I just wanted to give kudos to Eric Lundquist for his article, Wanted: More Bill Gateses. Eric discusses what it takes for a leader. I love how it starts, too…
“If Bill Gates showed up at the Microsoft employment office today, would he get a job? I don’t think so. After all, he dropped out of college after three years, doesn’t hold a technical degree, and would probably flunk those tests where you try to find out if the prospective employee works well with others.”
I found this to be amusing. In fact, I don’t know that Bill would have a problem getting a job, but that’s assuming he’d make it past the first level of the screening process. Having been thru Microsoft’s rigorous hiring process, I can say that there are a lot of factors that come into play and they do a good job of finding out who you are and what you’re about. I’m assuming the different divisions use vastly different hiring practices, but the consulting arm is quite thorough – a full days worth of interviews with half a dozen or more people help ensure that.
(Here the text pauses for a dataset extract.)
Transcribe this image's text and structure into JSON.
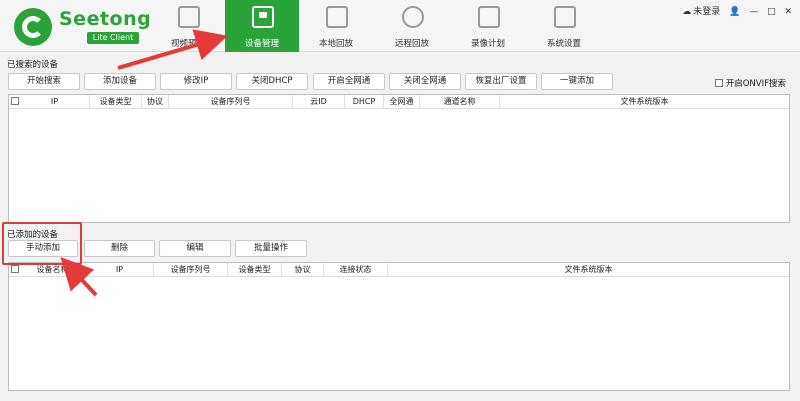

Besides all that, I just had to comment on Eric’s points of interest: (1) hire the qualified over the credentialed; (2) hire those who are willing to get their hands dirty; and, (3) don’t hire team players when you really want team leaders. First, I have to say that I hate the concept of degrees and certifications. Those things are for good test takers, which I am not. Don’t get me wrong, I get by and do a pretty good job -- I did graduate Summa Cum Laude -- but that’s not the point. The point is that no matter what grade you get, whether you complete a degree program, or even consider obtaining certifications has nothing to do with your technical merit. I always have and always will hate that about this career field. Don’t get me wrong, tho, I completely understand why it’s there, which is why I have and will focus on obtaining higher degrees and certifications. But, I’ll be the first to say that no matter how many pieces of paper you may have collected over the years, none of that matters when you step up to the whiteboard and piece a real life system together. In a lot of cases, not even experience will give you what you need. You need agility, innovation, and initiative, which touches on Eric’s second point. His last point regarding team players vs leaders is an interesting one. I can’t think of how many times I’ve heard the “too many chiefs and not enough Indians” comment. This is especially true when it comes to the tech arena. I know I’m not the only one who feels this way. For instance, it’s simply not feasible to run a project with two top-level architects. A senior architect mixed with one or more junior architects might work, but there are no promises. It’s inevitable that head-butting will ensue at sometime. The smart ones are always the more difficult ones to work with. I can’t tell you how many times I’ve butted heads with people I’ve worked with in the past -- and these are people who I truly value, technically and personally. Despite the aggravations we may have, I’d welcome them into any team/project I work on based on their technical prowess… as long as they know who’s boss, that is *smirk*